“No, although that certainly doesn’t hurt anything. It’s the intimacy, the private time, the closeness, the sharing. The absence of barriers, of resentments. The openness. The camaraderie. Plus, you’re not going to solve issues with someone you resent.”
Sometimes it’s about the sex in that he wants to see and touch, squeeze and hold, but not necessarily do, her, if only because that requires you to be naked and alone together, where the true bonding can be maintained. For so many men, the moment you take your shirt off, you become someone distinct from anyone else in the world. When Coleman Silk and Faunia Farley are in bed together after the act itself, he is less alone than ever and that might well be what he wants most.

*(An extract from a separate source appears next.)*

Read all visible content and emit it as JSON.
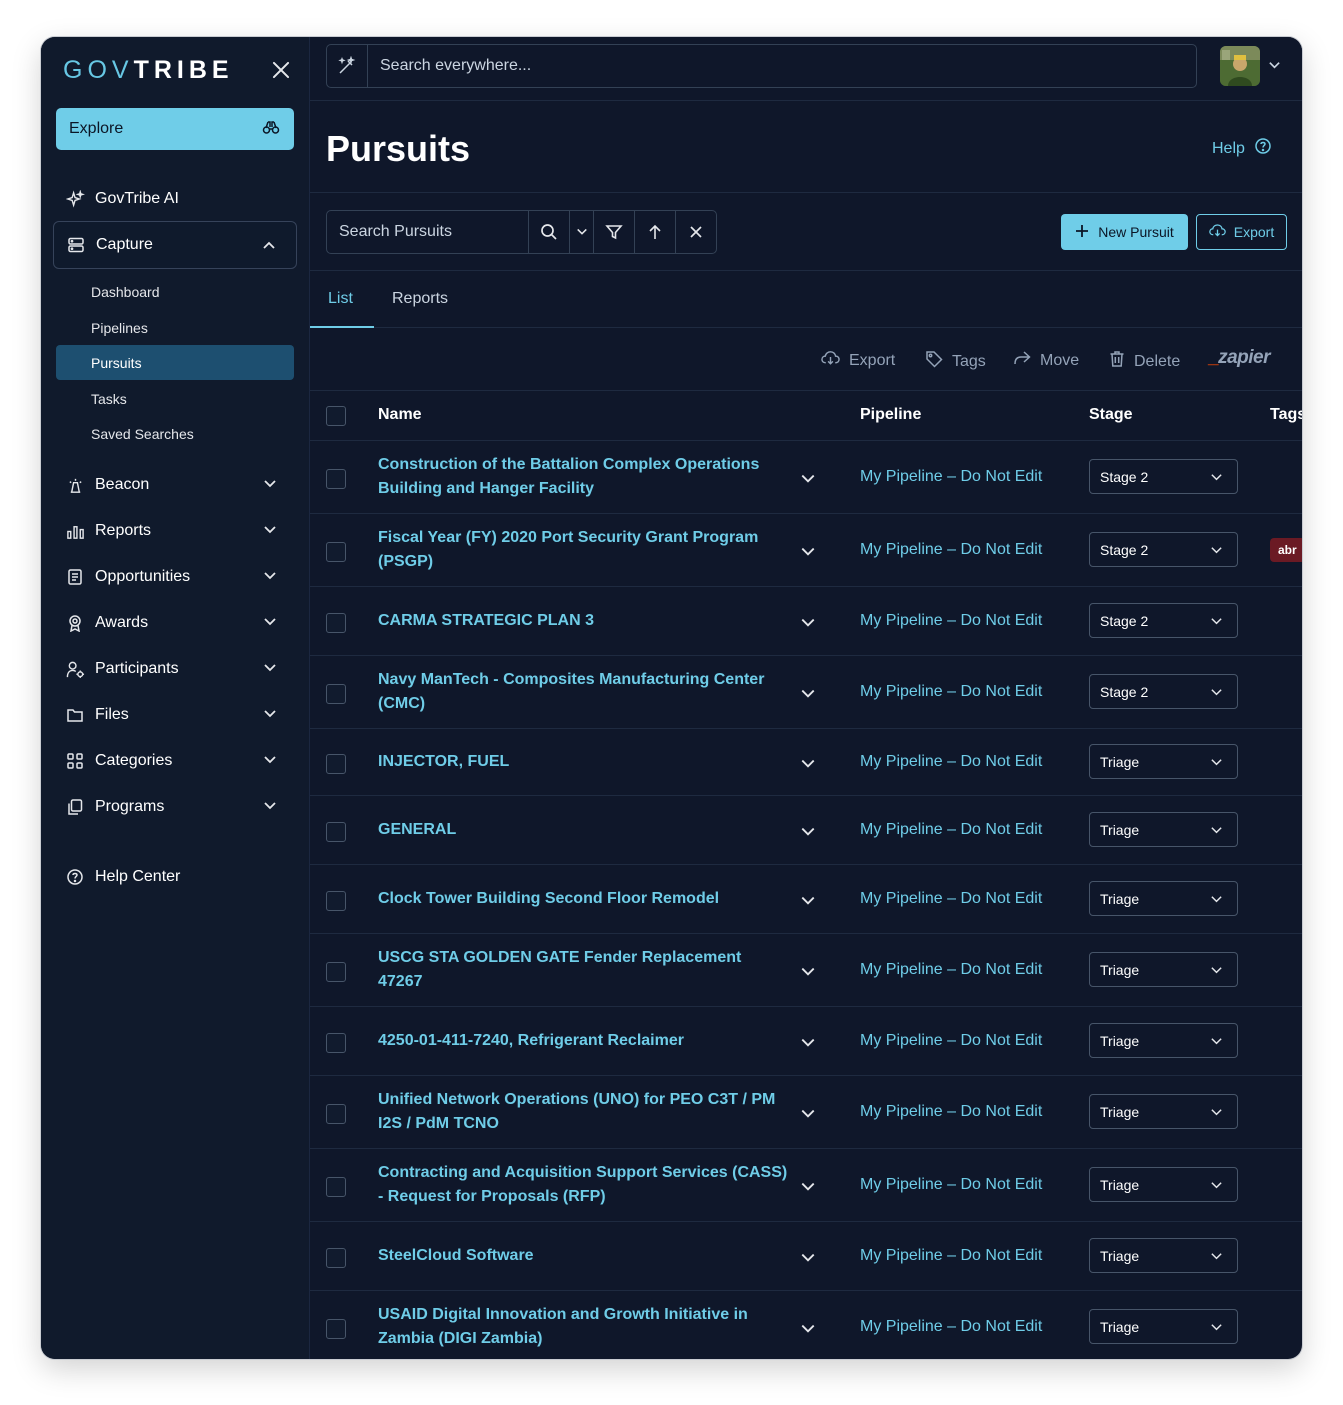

This one, available from Amazon of course, is definitely on my to-read list because it is written from the perspective of the wronged wife and is at least in part based on fact, while An Ordinary Man is from the perspective of a fictional husband struggling mightily not to cheat, who realizes the definition of cheating is not as clear as it might seem.

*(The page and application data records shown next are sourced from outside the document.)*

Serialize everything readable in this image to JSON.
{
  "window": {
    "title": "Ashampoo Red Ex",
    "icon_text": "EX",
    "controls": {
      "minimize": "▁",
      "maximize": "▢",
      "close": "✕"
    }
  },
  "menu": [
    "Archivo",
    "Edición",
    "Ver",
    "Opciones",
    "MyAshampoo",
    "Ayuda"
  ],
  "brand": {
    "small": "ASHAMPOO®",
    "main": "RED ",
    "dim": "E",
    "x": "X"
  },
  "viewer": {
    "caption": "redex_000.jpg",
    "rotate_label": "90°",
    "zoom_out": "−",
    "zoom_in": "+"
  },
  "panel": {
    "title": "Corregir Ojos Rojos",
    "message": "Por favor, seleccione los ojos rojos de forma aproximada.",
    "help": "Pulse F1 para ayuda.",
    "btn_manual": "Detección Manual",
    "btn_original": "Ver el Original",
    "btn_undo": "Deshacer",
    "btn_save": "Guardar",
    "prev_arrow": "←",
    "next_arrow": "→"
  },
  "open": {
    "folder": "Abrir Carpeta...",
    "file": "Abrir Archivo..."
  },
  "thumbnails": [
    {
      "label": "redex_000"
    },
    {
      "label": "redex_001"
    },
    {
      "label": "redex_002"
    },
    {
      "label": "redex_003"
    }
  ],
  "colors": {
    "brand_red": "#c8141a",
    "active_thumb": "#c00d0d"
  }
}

Here is the author’s description:
Just after Louise DeSalvo gave birth to her first child, her husband confessed that he was having an affair. After surviving the crisis in her marriage, she began to read and write about adultery to explore the question of why people cheat. The result is this fun and compassionate book that draws upon the lives and works of literary figures such as Edith Wharton, Virginia Woolf, and Henry Miller to offer a transforming understanding of infidelity and marriage.

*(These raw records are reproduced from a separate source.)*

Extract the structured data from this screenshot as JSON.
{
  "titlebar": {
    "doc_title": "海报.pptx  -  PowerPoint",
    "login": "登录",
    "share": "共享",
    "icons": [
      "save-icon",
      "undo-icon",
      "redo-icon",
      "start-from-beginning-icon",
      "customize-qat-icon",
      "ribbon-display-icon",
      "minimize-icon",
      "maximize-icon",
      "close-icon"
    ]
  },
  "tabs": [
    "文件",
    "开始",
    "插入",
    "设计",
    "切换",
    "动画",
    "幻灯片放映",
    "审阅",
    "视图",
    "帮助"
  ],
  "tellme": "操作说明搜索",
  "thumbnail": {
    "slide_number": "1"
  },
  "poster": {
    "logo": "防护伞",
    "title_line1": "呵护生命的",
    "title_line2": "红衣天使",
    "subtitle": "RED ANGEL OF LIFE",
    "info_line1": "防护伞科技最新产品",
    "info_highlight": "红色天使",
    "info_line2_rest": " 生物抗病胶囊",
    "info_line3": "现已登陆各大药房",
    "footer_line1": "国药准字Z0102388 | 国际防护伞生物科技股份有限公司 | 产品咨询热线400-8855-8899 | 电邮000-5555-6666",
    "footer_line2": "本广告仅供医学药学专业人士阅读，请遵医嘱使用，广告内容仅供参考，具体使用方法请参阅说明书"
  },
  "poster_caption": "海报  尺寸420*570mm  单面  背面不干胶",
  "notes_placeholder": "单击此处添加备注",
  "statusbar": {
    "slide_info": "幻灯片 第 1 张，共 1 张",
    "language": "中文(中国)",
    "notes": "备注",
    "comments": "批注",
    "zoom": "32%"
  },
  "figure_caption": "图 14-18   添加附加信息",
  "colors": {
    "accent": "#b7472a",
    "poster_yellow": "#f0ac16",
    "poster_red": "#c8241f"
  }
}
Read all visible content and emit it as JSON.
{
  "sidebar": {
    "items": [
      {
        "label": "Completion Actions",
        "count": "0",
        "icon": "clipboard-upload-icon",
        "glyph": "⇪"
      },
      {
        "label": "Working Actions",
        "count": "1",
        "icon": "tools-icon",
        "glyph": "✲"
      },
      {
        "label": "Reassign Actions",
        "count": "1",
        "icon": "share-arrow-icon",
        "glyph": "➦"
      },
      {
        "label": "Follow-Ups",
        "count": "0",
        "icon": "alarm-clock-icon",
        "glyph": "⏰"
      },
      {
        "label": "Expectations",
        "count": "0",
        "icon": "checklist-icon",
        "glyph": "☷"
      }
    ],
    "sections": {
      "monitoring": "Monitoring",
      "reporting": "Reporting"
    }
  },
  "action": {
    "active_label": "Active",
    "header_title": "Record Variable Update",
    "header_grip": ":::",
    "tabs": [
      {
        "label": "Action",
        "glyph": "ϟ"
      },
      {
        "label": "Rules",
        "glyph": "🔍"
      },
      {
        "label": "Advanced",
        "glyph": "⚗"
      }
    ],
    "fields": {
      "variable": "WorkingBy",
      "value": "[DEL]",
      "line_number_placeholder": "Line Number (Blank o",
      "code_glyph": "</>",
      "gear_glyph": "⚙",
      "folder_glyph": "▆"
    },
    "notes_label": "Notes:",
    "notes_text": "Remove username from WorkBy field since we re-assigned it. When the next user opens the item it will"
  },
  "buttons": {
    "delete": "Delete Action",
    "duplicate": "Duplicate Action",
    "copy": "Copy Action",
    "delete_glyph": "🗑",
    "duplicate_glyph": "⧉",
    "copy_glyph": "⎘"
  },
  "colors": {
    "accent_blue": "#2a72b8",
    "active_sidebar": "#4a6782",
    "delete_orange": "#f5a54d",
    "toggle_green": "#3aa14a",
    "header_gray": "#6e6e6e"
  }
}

(This is the first of an irregular series drawing attention to other books dealing with marital relations, as they used to be called, without intending to review or even necessarily recommend them)
Her interest was a powerful aphrodisiac, just as her lack of interest even more powerful as an antidote. “Sure” might be the sexiest word in the English language.
I cannot imagine anything being as pleasant as consensual sex, so I haven’t paid much attention to the Yes-Means-Yes movement, such as recently reported by CNN; if there was the slightest question she wasn’t fully into it, I wanted nothing to do with it. On the other hand, if she was into it ….
Coercion, pressure, subterfuge and manipulation suck compared to acceptance, enthusiasm, and cooperation. Some things should be self-evident.
Why is this even an issue? I mean apart from the invasion of privacy concerns, which have more to do with accessing private data than exposing nudity. Let’s face the facts: we all share the same basic body plan (all men are put together in essentially the same fashion, as are all women), we’re all naked for some portion of every day, many of us have had sex, and several of us have taken naked selfies, for our lovers or personal histories.
That a person might take a non-pornographic nude, or even a pornographic one that doesn’t involve children or animals, is hardly a surprise. If they happen to be one of the beautiful people, the image most likely will be aesthetically pleasing. It might even be quite erotic. And if it gets out into public, it’s nothing that need be apologized for, or embarrassed about: here’s me, I’m naked, and I’m even sexier than you thought! Where’s the reason for even an ounce of shame? Hop on a pedestal and you’d be a museum piece everyone would admire.
An Ordinary Man looks at even the dirtiest pictures this way:
All of the clips he clicked on showed attractive, even pretty, young ladies appearing to enjoy their participation in what would be for him rather edgy activities. The smiles and laughter were what thickened his blood; the women were engaged in hardcore sexual activities, but they appeared to be having a good time. The way they broke into smiles and how their eyes shone at critical moments convinced him they weren’t all pretending. But of course they could be having fun doing what they were doing; many of the images couldn’t even be considered pornographic. No image with such smiles in it could be. This is what men and women do with each other – this is what they should do with each other. Unbridled pleasure was not an obscenity.
For those bluenoses who think it’s foolish to take revealing shots of a loved one, I’ll just say I’m very glad to have this one, which I took in 1975:
Aside to subjects of said images; even if they swear to keep them private, they won’t. Trust me.